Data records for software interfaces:
··········

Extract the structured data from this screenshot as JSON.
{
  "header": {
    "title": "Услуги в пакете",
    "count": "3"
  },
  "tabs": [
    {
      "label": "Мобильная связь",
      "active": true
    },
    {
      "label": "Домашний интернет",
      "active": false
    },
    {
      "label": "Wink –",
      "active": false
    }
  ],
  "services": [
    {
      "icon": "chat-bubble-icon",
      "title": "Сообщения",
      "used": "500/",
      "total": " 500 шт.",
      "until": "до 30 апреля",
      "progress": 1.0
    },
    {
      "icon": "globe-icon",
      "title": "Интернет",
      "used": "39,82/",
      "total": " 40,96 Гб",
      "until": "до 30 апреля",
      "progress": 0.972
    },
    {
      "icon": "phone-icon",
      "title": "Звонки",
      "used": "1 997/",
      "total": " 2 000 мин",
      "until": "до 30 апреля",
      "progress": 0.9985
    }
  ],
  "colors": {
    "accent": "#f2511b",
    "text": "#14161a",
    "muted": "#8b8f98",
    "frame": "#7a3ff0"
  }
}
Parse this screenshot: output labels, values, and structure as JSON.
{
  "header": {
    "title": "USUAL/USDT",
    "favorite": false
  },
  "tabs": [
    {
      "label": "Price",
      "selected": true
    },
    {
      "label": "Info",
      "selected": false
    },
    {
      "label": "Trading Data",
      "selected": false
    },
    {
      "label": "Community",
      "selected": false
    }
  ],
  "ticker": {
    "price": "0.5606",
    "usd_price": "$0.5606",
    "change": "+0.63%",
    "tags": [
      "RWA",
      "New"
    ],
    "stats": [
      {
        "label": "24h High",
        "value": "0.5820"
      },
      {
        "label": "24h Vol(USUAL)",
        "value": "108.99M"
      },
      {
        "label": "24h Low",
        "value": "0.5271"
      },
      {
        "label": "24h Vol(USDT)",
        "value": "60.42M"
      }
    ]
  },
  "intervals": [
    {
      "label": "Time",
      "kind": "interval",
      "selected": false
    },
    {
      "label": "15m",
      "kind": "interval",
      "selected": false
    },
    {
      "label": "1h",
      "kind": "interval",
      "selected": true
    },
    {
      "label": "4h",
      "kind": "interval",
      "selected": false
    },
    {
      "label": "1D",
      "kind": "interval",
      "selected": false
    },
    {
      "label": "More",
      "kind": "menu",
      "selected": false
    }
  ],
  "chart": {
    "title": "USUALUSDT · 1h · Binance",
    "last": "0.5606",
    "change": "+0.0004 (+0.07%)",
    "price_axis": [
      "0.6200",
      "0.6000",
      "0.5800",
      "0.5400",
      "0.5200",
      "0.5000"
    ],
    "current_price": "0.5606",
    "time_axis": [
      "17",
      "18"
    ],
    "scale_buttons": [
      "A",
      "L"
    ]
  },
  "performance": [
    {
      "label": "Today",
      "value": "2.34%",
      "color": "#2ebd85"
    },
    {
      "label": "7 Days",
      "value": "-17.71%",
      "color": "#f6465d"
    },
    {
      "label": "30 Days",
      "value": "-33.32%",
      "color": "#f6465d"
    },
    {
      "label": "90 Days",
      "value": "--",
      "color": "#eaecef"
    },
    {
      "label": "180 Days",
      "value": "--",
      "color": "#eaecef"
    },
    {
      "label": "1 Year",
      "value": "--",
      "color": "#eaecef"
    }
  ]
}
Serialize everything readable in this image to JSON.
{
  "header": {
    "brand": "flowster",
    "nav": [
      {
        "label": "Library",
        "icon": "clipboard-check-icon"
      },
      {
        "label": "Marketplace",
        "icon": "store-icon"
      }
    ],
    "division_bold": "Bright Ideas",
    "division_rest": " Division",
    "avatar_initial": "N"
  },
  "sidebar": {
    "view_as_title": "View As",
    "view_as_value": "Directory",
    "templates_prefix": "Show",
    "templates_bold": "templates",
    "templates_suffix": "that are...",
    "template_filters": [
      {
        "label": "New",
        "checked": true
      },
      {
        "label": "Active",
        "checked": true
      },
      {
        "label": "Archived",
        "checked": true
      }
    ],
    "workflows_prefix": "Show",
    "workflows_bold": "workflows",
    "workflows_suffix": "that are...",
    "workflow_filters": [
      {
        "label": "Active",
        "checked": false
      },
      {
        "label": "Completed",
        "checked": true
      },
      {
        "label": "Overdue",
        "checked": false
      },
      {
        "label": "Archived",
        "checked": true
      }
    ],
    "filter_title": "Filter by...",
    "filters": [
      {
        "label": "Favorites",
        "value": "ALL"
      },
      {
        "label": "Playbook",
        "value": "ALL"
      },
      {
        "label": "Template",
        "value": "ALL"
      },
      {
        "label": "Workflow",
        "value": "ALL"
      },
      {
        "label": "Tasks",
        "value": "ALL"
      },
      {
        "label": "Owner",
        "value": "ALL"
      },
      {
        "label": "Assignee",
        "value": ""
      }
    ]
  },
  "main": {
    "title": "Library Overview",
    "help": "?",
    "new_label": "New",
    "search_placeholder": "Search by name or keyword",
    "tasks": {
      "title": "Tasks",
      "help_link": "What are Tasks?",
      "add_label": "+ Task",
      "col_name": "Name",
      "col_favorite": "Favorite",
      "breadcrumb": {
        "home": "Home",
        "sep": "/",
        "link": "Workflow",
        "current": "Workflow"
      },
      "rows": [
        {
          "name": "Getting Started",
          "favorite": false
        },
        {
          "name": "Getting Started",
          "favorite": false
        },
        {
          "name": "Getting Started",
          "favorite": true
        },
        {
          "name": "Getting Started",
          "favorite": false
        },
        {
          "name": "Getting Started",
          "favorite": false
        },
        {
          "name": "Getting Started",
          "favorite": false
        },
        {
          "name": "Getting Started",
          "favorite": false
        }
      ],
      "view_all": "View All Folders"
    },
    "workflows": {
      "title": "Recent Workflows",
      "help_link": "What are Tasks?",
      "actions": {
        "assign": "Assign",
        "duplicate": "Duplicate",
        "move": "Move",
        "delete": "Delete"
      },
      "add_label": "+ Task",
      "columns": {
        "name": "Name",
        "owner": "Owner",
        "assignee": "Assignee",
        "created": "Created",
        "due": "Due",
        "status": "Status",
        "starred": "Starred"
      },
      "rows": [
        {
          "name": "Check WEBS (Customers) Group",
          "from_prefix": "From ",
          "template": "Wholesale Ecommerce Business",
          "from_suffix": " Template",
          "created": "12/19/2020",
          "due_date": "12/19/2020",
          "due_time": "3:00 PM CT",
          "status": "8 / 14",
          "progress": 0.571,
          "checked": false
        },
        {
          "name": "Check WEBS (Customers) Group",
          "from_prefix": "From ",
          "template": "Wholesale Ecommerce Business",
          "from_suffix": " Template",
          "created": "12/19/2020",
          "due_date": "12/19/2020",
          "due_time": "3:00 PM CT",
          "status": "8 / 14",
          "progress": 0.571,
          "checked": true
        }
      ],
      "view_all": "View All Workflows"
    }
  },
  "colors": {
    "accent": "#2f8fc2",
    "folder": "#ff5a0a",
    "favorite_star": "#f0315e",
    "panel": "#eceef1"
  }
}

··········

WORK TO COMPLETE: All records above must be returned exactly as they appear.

SOLUTION:
Extract the structured data from this screenshot as JSON.
{
  "header": {
    "title": "Услуги в пакете",
    "count": "3"
  },
  "tabs": [
    {
      "label": "Мобильная связь",
      "active": true
    },
    {
      "label": "Домашний интернет",
      "active": false
    },
    {
      "label": "Wink –",
      "active": false
    }
  ],
  "services": [
    {
      "icon": "chat-bubble-icon",
      "title": "Сообщения",
      "used": "500/",
      "total": " 500 шт.",
      "until": "до 30 апреля",
      "progress": 1.0
    },
    {
      "icon": "globe-icon",
      "title": "Интернет",
      "used": "39,82/",
      "total": " 40,96 Гб",
      "until": "до 30 апреля",
      "progress": 0.972
    },
    {
      "icon": "phone-icon",
      "title": "Звонки",
      "used": "1 997/",
      "total": " 2 000 мин",
      "until": "до 30 апреля",
      "progress": 0.9985
    }
  ],
  "colors": {
    "accent": "#f2511b",
    "text": "#14161a",
    "muted": "#8b8f98",
    "frame": "#7a3ff0"
  }
}
Parse this screenshot: output labels, values, and structure as JSON.
{
  "header": {
    "title": "USUAL/USDT",
    "favorite": false
  },
  "tabs": [
    {
      "label": "Price",
      "selected": true
    },
    {
      "label": "Info",
      "selected": false
    },
    {
      "label": "Trading Data",
      "selected": false
    },
    {
      "label": "Community",
      "selected": false
    }
  ],
  "ticker": {
    "price": "0.5606",
    "usd_price": "$0.5606",
    "change": "+0.63%",
    "tags": [
      "RWA",
      "New"
    ],
    "stats": [
      {
        "label": "24h High",
        "value": "0.5820"
      },
      {
        "label": "24h Vol(USUAL)",
        "value": "108.99M"
      },
      {
        "label": "24h Low",
        "value": "0.5271"
      },
      {
        "label": "24h Vol(USDT)",
        "value": "60.42M"
      }
    ]
  },
  "intervals": [
    {
      "label": "Time",
      "kind": "interval",
      "selected": false
    },
    {
      "label": "15m",
      "kind": "interval",
      "selected": false
    },
    {
      "label": "1h",
      "kind": "interval",
      "selected": true
    },
    {
      "label": "4h",
      "kind": "interval",
      "selected": false
    },
    {
      "label": "1D",
      "kind": "interval",
      "selected": false
    },
    {
      "label": "More",
      "kind": "menu",
      "selected": false
    }
  ],
  "chart": {
    "title": "USUALUSDT · 1h · Binance",
    "last": "0.5606",
    "change": "+0.0004 (+0.07%)",
    "price_axis": [
      "0.6200",
      "0.6000",
      "0.5800",
      "0.5400",
      "0.5200",
      "0.5000"
    ],
    "current_price": "0.5606",
    "time_axis": [
      "17",
      "18"
    ],
    "scale_buttons": [
      "A",
      "L"
    ]
  },
  "performance": [
    {
      "label": "Today",
      "value": "2.34%",
      "color": "#2ebd85"
    },
    {
      "label": "7 Days",
      "value": "-17.71%",
      "color": "#f6465d"
    },
    {
      "label": "30 Days",
      "value": "-33.32%",
      "color": "#f6465d"
    },
    {
      "label": "90 Days",
      "value": "--",
      "color": "#eaecef"
    },
    {
      "label": "180 Days",
      "value": "--",
      "color": "#eaecef"
    },
    {
      "label": "1 Year",
      "value": "--",
      "color": "#eaecef"
    }
  ]
}
Serialize everything readable in this image to JSON.
{
  "header": {
    "brand": "flowster",
    "nav": [
      {
        "label": "Library",
        "icon": "clipboard-check-icon"
      },
      {
        "label": "Marketplace",
        "icon": "store-icon"
      }
    ],
    "division_bold": "Bright Ideas",
    "division_rest": " Division",
    "avatar_initial": "N"
  },
  "sidebar": {
    "view_as_title": "View As",
    "view_as_value": "Directory",
    "templates_prefix": "Show",
    "templates_bold": "templates",
    "templates_suffix": "that are...",
    "template_filters": [
      {
        "label": "New",
        "checked": true
      },
      {
        "label": "Active",
        "checked": true
      },
      {
        "label": "Archived",
        "checked": true
      }
    ],
    "workflows_prefix": "Show",
    "workflows_bold": "workflows",
    "workflows_suffix": "that are...",
    "workflow_filters": [
      {
        "label": "Active",
        "checked": false
      },
      {
        "label": "Completed",
        "checked": true
      },
      {
        "label": "Overdue",
        "checked": false
      },
      {
        "label": "Archived",
        "checked": true
      }
    ],
    "filter_title": "Filter by...",
    "filters": [
      {
        "label": "Favorites",
        "value": "ALL"
      },
      {
        "label": "Playbook",
        "value": "ALL"
      },
      {
        "label": "Template",
        "value": "ALL"
      },
      {
        "label": "Workflow",
        "value": "ALL"
      },
      {
        "label": "Tasks",
        "value": "ALL"
      },
      {
        "label": "Owner",
        "value": "ALL"
      },
      {
        "label": "Assignee",
        "value": ""
      }
    ]
  },
  "main": {
    "title": "Library Overview",
    "help": "?",
    "new_label": "New",
    "search_placeholder": "Search by name or keyword",
    "tasks": {
      "title": "Tasks",
      "help_link": "What are Tasks?",
      "add_label": "+ Task",
      "col_name": "Name",
      "col_favorite": "Favorite",
      "breadcrumb": {
        "home": "Home",
        "sep": "/",
        "link": "Workflow",
        "current": "Workflow"
      },
      "rows": [
        {
          "name": "Getting Started",
          "favorite": false
        },
        {
          "name": "Getting Started",
          "favorite": false
        },
        {
          "name": "Getting Started",
          "favorite": true
        },
        {
          "name": "Getting Started",
          "favorite": false
        },
        {
          "name": "Getting Started",
          "favorite": false
        },
        {
          "name": "Getting Started",
          "favorite": false
        },
        {
          "name": "Getting Started",
          "favorite": false
        }
      ],
      "view_all": "View All Folders"
    },
    "workflows": {
      "title": "Recent Workflows",
      "help_link": "What are Tasks?",
      "actions": {
        "assign": "Assign",
        "duplicate": "Duplicate",
        "move": "Move",
        "delete": "Delete"
      },
      "add_label": "+ Task",
      "columns": {
        "name": "Name",
        "owner": "Owner",
        "assignee": "Assignee",
        "created": "Created",
        "due": "Due",
        "status": "Status",
        "starred": "Starred"
      },
      "rows": [
        {
          "name": "Check WEBS (Customers) Group",
          "from_prefix": "From ",
          "template": "Wholesale Ecommerce Business",
          "from_suffix": " Template",
          "created": "12/19/2020",
          "due_date": "12/19/2020",
          "due_time": "3:00 PM CT",
          "status": "8 / 14",
          "progress": 0.571,
          "checked": false
        },
        {
          "name": "Check WEBS (Customers) Group",
          "from_prefix": "From ",
          "template": "Wholesale Ecommerce Business",
          "from_suffix": " Template",
          "created": "12/19/2020",
          "due_date": "12/19/2020",
          "due_time": "3:00 PM CT",
          "status": "8 / 14",
          "progress": 0.571,
          "checked": true
        }
      ],
      "view_all": "View All Workflows"
    }
  },
  "colors": {
    "accent": "#2f8fc2",
    "folder": "#ff5a0a",
    "favorite_star": "#f0315e",
    "panel": "#eceef1"
  }
}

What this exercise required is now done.